In an increasingly digital world in which pedagogical trends are de-emphasizing rote learning and professors are increasingly turning toward active-learning exercises, scholars are fleeing traditional textbooks. Yet for those that still yearn for the safe tether of a synthetic text, as either narrative backbone or occasional reference material, The American Yawp offers a free and online, collaboratively built, open American history textbook designed for college-level history courses. Unchecked by profit motives or business models, and free from for-profit educational organizations, The American Yawp is by scholars, for scholars. All contributors—experienced college-level instructors—volunteer their expertise to help democratize the American past for twenty-first century classrooms.
Government agencies frequently contract with nonprofit or for-profit organizations to provide services to improve the well-being of their clients―for example, by reducing recidivism, homelessness, or drug use. Governments have traditionally paid service providers on the basis of the number of clients they treat.
The past decade has seen a number of Pay for Success (PFS) or results-based finance (RBF) programs, in which service providers are paid for their outcomes or results. For example, whereas a government agency contracting with a service provider to reduce recidivism among young men released from prison would traditionally have paid the service provider for the hours spent counseling a client, a PFS contract pays the organization for success in reducing the clients’ rate of recidivism from some baseline.

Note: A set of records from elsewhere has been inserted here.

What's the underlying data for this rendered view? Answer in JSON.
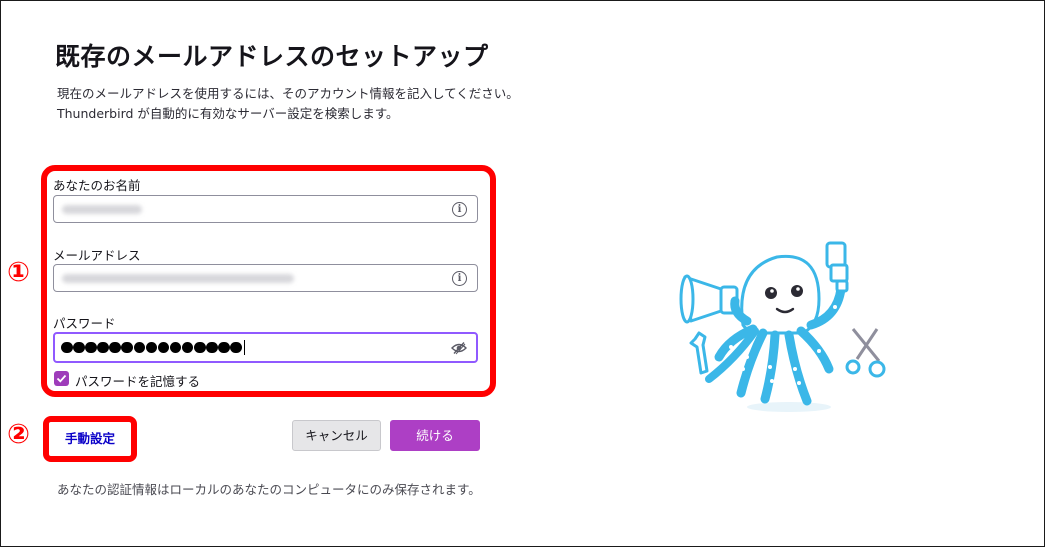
{
  "page": {
    "title": "既存のメールアドレスのセットアップ",
    "description_line1": "現在のメールアドレスを使用するには、そのアカウント情報を記入してください。",
    "description_line2": "Thunderbird が自動的に有効なサーバー設定を検索します。"
  },
  "annotations": {
    "marker1": "①",
    "marker2": "②",
    "color": "#ff0000"
  },
  "form": {
    "name_label": "あなたのお名前",
    "email_label": "メールアドレス",
    "password_label": "パスワード",
    "password_masked_count": 15,
    "remember_label": "パスワードを記憶する",
    "remember_checked": true,
    "info_icon": "info-icon",
    "visibility_icon": "eye-slash-icon"
  },
  "actions": {
    "manual_label": "手動設定",
    "cancel_label": "キャンセル",
    "continue_label": "続ける"
  },
  "footer": {
    "note": "あなたの認証情報はローカルのあなたのコンピュータにのみ保存されます。"
  },
  "colors": {
    "accent": "#ad3fc5",
    "focus": "#9059ff",
    "link": "#0a00c8",
    "mascot": "#3bb7e8"
  }
}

This handbook is written for government officials considering the adoption of Pay For Success (PFS) programs and for students in public policy and business schools interested in studying outcomes-oriented government contracts for services. Part One introduces concepts necessary to develop and operate a service delivery program and then surveys some of the issues specific to PFS. Part Two presents two detailed case studies and a number of shorter descriptions of PFS programs. Part Three focuses on the components of PFS programs; it also discusses barriers to their development and ways of overcoming them.